About this exercise:
Only the tail of the listing is wanted: the line containing "What's the underlying" and all after it, repeated exactly, pictures omitted.

Stored data:

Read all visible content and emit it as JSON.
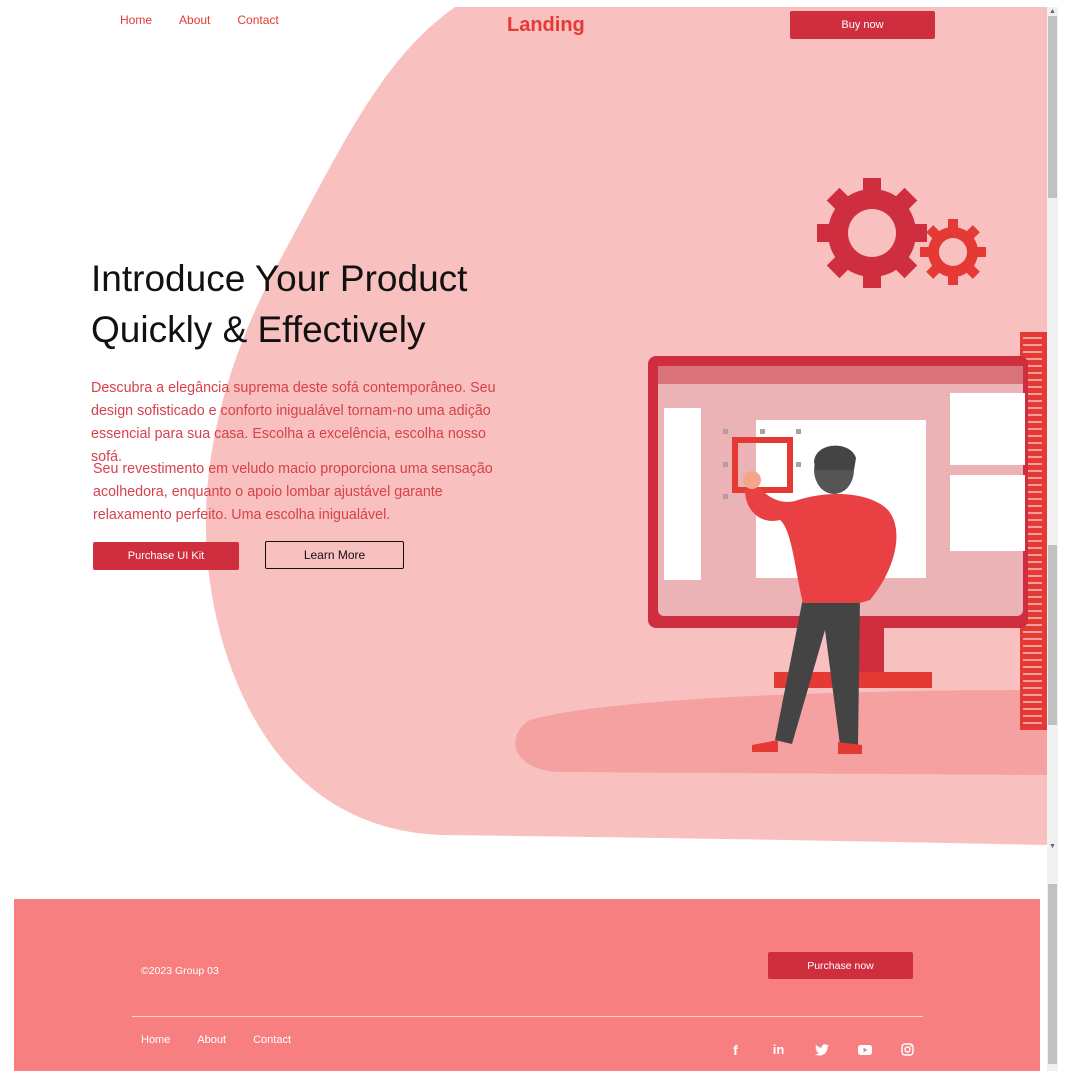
{
  "header": {
    "nav": [
      "Home",
      "About",
      "Contact"
    ],
    "logo": "Landing",
    "buy_label": "Buy now"
  },
  "hero": {
    "title_line1": "Introduce Your Product",
    "title_line2": "Quickly & Effectively",
    "paragraph1": "Descubra a elegância suprema deste sofá contemporâneo. Seu design sofisticado e conforto inigualável tornam-no uma adição essencial para sua casa. Escolha a excelência, escolha nosso sofá.",
    "paragraph2": "Seu revestimento em veludo macio proporciona uma sensação acolhedora, enquanto o apoio lombar ajustável garante relaxamento perfeito. Uma escolha inigualável.",
    "primary_button": "Purchase UI Kit",
    "secondary_button": "Learn More"
  },
  "footer": {
    "copyright": "©2023 Group 03",
    "purchase_label": "Purchase now",
    "nav": [
      "Home",
      "About",
      "Contact"
    ],
    "social_icons": [
      "facebook-icon",
      "linkedin-icon",
      "twitter-icon",
      "youtube-icon",
      "instagram-icon"
    ],
    "social_glyphs": [
      "f",
      "in"
    ]
  },
  "colors": {
    "accent": "#e53935",
    "button": "#cf2e3e",
    "blob": "#f9c0c0",
    "footer": "#f77f80"
  }
}
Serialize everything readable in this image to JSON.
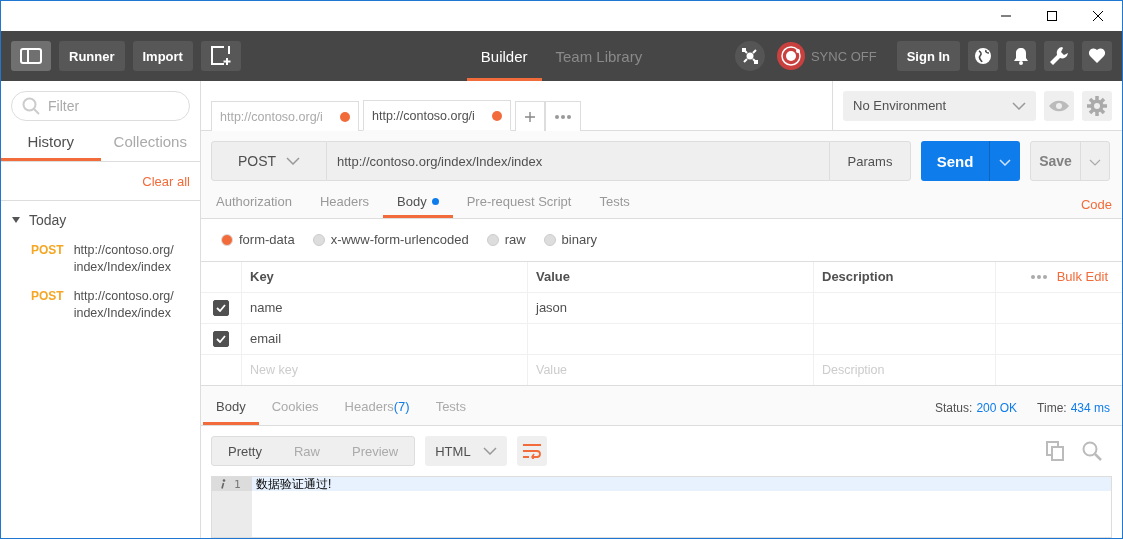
{
  "header": {
    "buttons": [
      "Runner",
      "Import"
    ],
    "tabs": [
      {
        "label": "Builder",
        "selected": true
      },
      {
        "label": "Team Library",
        "selected": false
      }
    ],
    "sync": {
      "label": "SYNC OFF",
      "on": false
    },
    "sign_in": "Sign In"
  },
  "sidebar": {
    "filter_placeholder": "Filter",
    "tabs": [
      {
        "label": "History",
        "selected": true
      },
      {
        "label": "Collections",
        "selected": false
      }
    ],
    "clear_all": "Clear all",
    "groups": [
      {
        "label": "Today",
        "expanded": true,
        "items": [
          {
            "method": "POST",
            "url": "http://contoso.org/index/Index/index"
          },
          {
            "method": "POST",
            "url": "http://contoso.org/index/Index/index"
          }
        ]
      }
    ]
  },
  "request_tabs": [
    {
      "label": "http://contoso.org/i",
      "selected": false,
      "unsaved": true
    },
    {
      "label": "http://contoso.org/i",
      "selected": true,
      "unsaved": true
    }
  ],
  "environment": "No Environment",
  "request": {
    "method": "POST",
    "url": "http://contoso.org/index/Index/index",
    "params": "Params",
    "send": "Send",
    "save": "Save"
  },
  "request_sections": [
    {
      "label": "Authorization",
      "selected": false,
      "dot": false
    },
    {
      "label": "Headers",
      "selected": false,
      "dot": false
    },
    {
      "label": "Body",
      "selected": true,
      "dot": true
    },
    {
      "label": "Pre-request Script",
      "selected": false,
      "dot": false
    },
    {
      "label": "Tests",
      "selected": false,
      "dot": false
    }
  ],
  "code_link": "Code",
  "body_modes": [
    {
      "label": "form-data",
      "selected": true
    },
    {
      "label": "x-www-form-urlencoded",
      "selected": false
    },
    {
      "label": "raw",
      "selected": false
    },
    {
      "label": "binary",
      "selected": false
    }
  ],
  "form_table": {
    "columns": [
      "Key",
      "Value",
      "Description"
    ],
    "bulk_edit": "Bulk Edit",
    "rows": [
      {
        "checked": true,
        "key": "name",
        "value": "jason"
      },
      {
        "checked": true,
        "key": "email"
      }
    ],
    "new_row": {
      "key_placeholder": "New key",
      "value_placeholder": "Value",
      "description_placeholder": "Description"
    }
  },
  "response": {
    "tabs": [
      {
        "label": "Body",
        "selected": true
      },
      {
        "label": "Cookies",
        "selected": false
      },
      {
        "label": "Headers",
        "count": "(7)",
        "selected": false
      },
      {
        "label": "Tests",
        "selected": false
      }
    ],
    "status_label": "Status:",
    "status": "200 OK",
    "time_label": "Time:",
    "time": "434 ms",
    "view_modes": [
      {
        "label": "Pretty",
        "selected": true
      },
      {
        "label": "Raw",
        "selected": false
      },
      {
        "label": "Preview",
        "selected": false
      }
    ],
    "format": "HTML",
    "lines": [
      {
        "number": "1",
        "text": "数据验证通过!"
      }
    ]
  }
}
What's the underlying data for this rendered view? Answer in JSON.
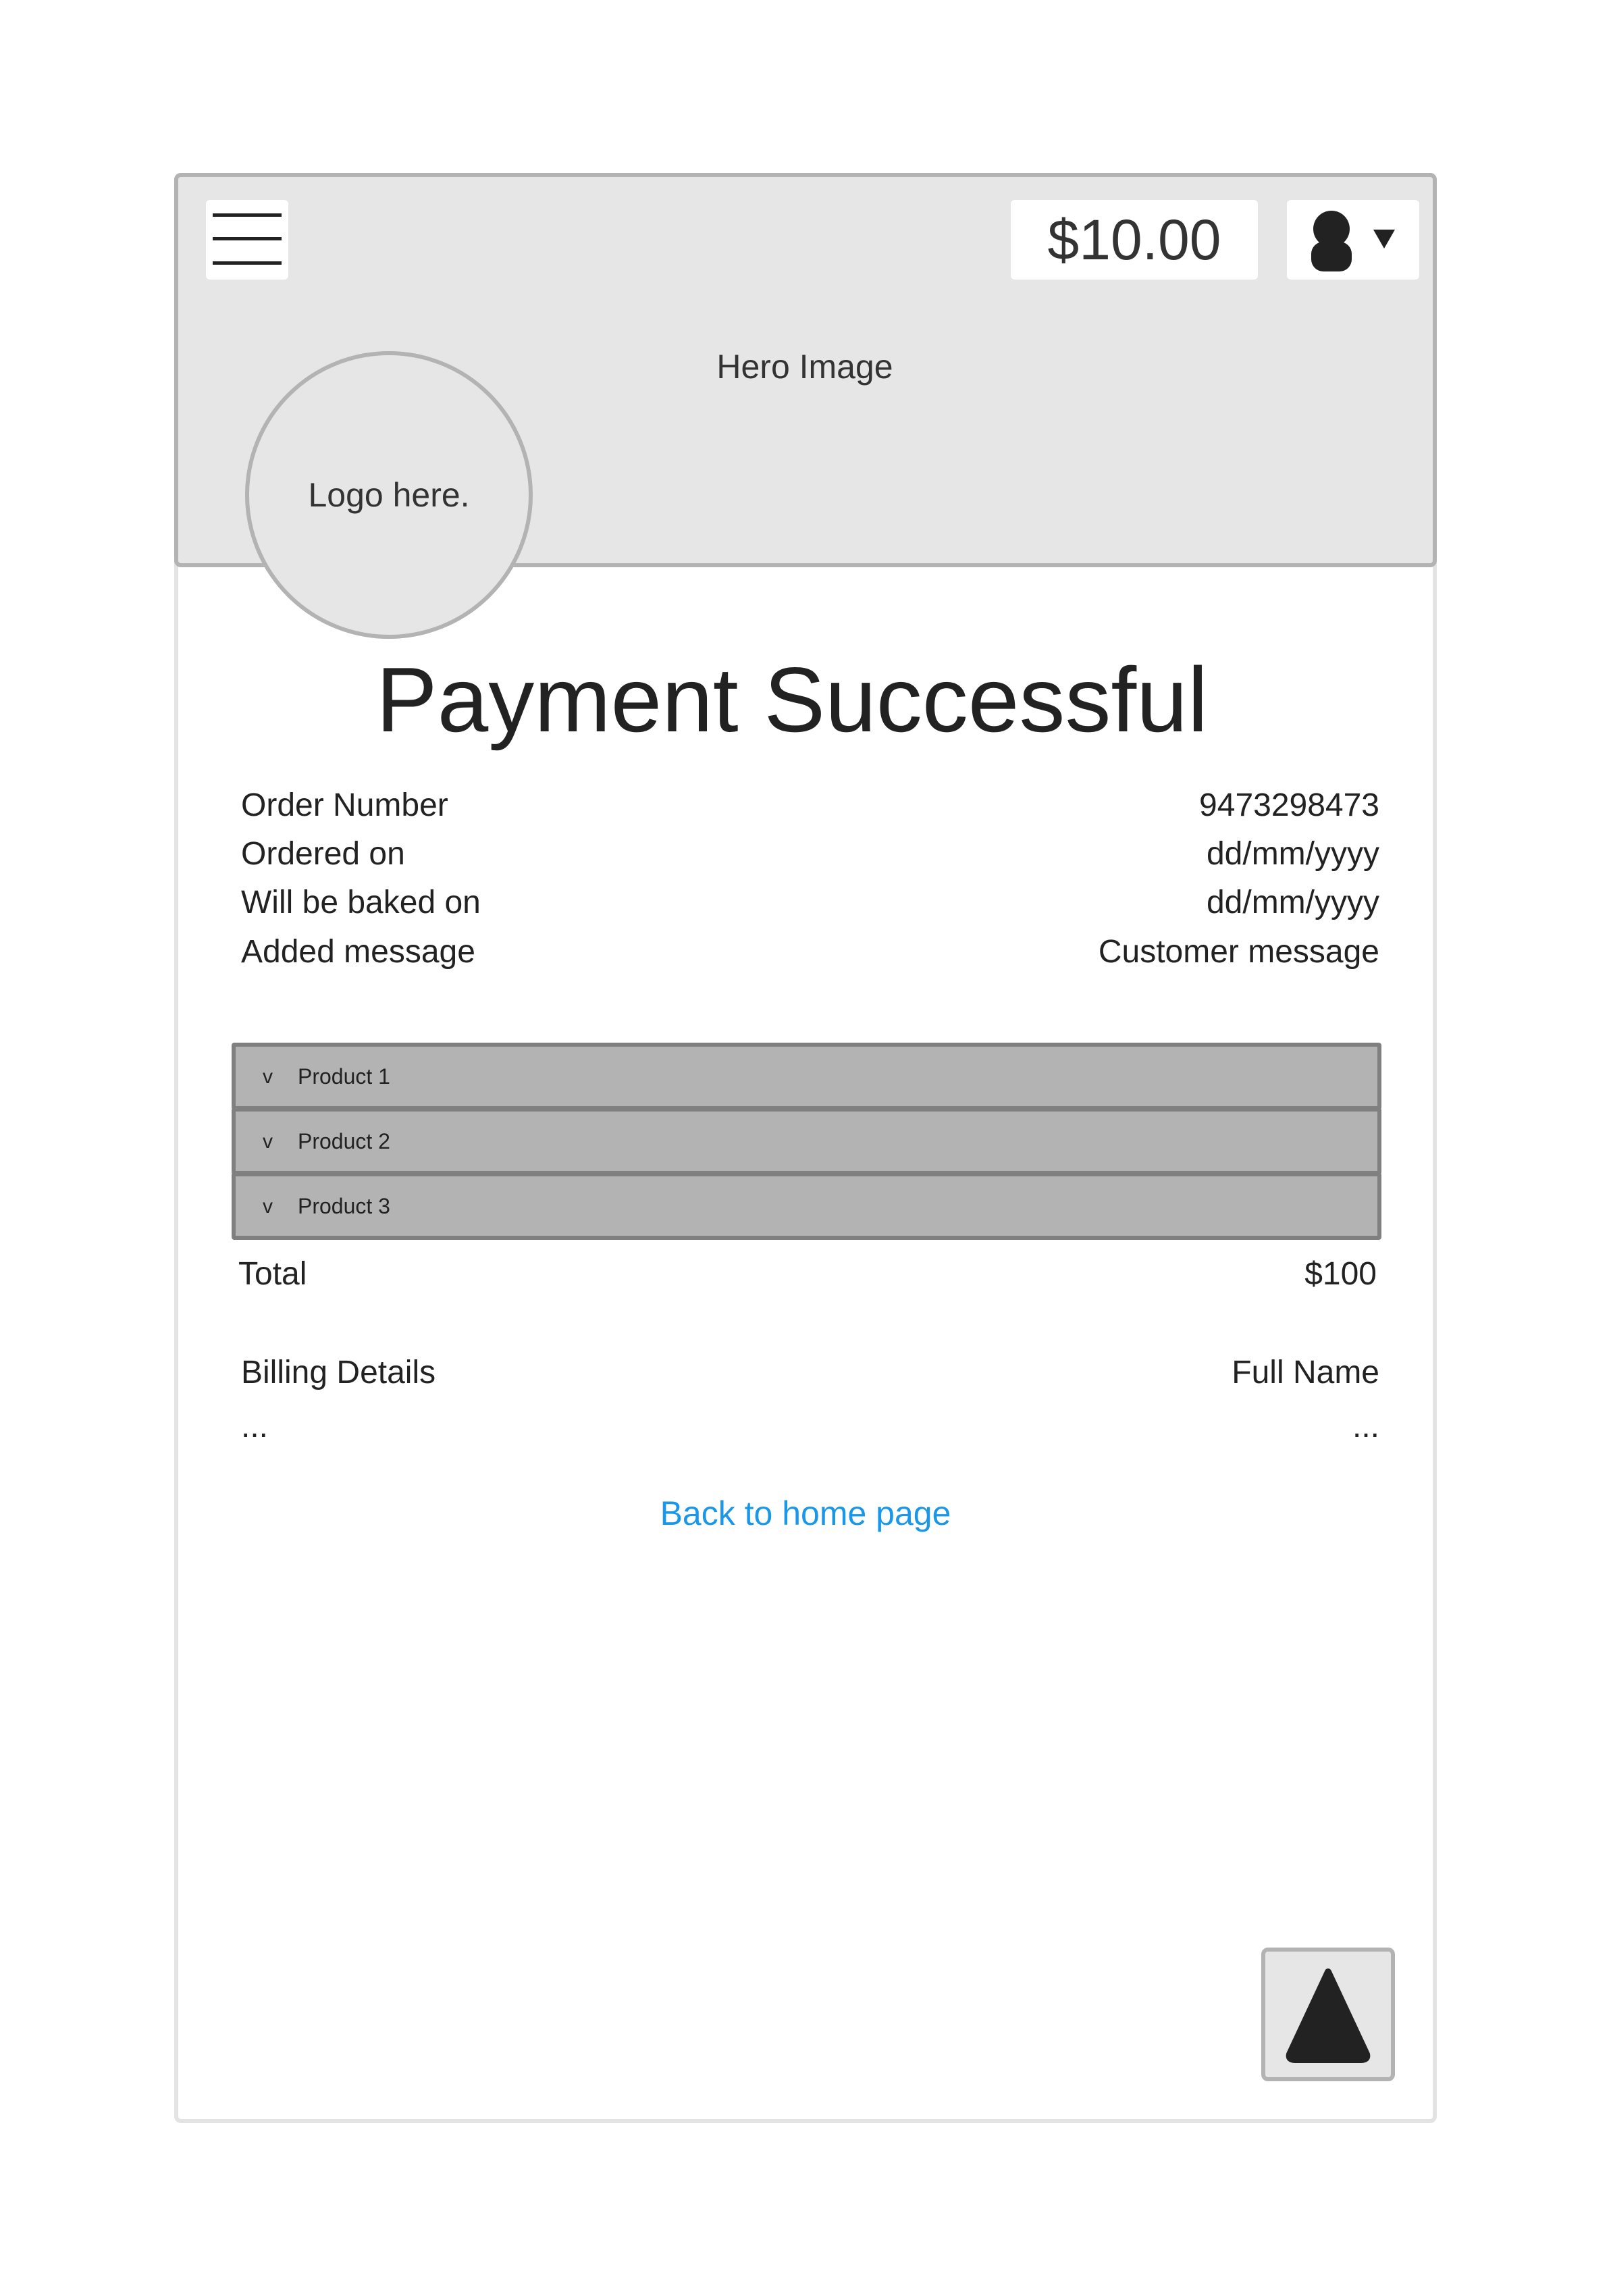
{
  "header": {
    "balance": "$10.00",
    "hero_label": "Hero Image",
    "logo_text": "Logo here."
  },
  "page": {
    "title": "Payment Successful"
  },
  "order_details": [
    {
      "label": "Order Number",
      "value": "9473298473"
    },
    {
      "label": "Ordered on",
      "value": "dd/mm/yyyy"
    },
    {
      "label": "Will be baked on",
      "value": "dd/mm/yyyy"
    },
    {
      "label": "Added message",
      "value": "Customer message"
    }
  ],
  "products": [
    {
      "chevron": "v",
      "name": "Product 1"
    },
    {
      "chevron": "v",
      "name": "Product 2"
    },
    {
      "chevron": "v",
      "name": "Product 3"
    }
  ],
  "total": {
    "label": "Total",
    "value": "$100"
  },
  "billing": {
    "label": "Billing Details",
    "value": "Full Name",
    "left_more": "...",
    "right_more": "..."
  },
  "actions": {
    "back_home": "Back to home page"
  },
  "icons": {
    "menu": "hamburger-menu-icon",
    "user": "user-icon",
    "dropdown": "caret-down-icon",
    "scroll_top": "triangle-up-icon"
  },
  "colors": {
    "header_bg": "#e6e6e6",
    "border": "#b3b3b3",
    "product_bg": "#b3b3b3",
    "product_border": "#808080",
    "link": "#1a97e8",
    "text": "#222222"
  }
}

Result of the task:
What's the underlying data for this rendered view? Answer in JSON.
{
  "header": {
    "balance": "$10.00",
    "hero_label": "Hero Image",
    "logo_text": "Logo here."
  },
  "page": {
    "title": "Payment Successful"
  },
  "order_details": [
    {
      "label": "Order Number",
      "value": "9473298473"
    },
    {
      "label": "Ordered on",
      "value": "dd/mm/yyyy"
    },
    {
      "label": "Will be baked on",
      "value": "dd/mm/yyyy"
    },
    {
      "label": "Added message",
      "value": "Customer message"
    }
  ],
  "products": [
    {
      "chevron": "v",
      "name": "Product 1"
    },
    {
      "chevron": "v",
      "name": "Product 2"
    },
    {
      "chevron": "v",
      "name": "Product 3"
    }
  ],
  "total": {
    "label": "Total",
    "value": "$100"
  },
  "billing": {
    "label": "Billing Details",
    "value": "Full Name",
    "left_more": "...",
    "right_more": "..."
  },
  "actions": {
    "back_home": "Back to home page"
  },
  "icons": {
    "menu": "hamburger-menu-icon",
    "user": "user-icon",
    "dropdown": "caret-down-icon",
    "scroll_top": "triangle-up-icon"
  },
  "colors": {
    "header_bg": "#e6e6e6",
    "border": "#b3b3b3",
    "product_bg": "#b3b3b3",
    "product_border": "#808080",
    "link": "#1a97e8",
    "text": "#222222"
  }
}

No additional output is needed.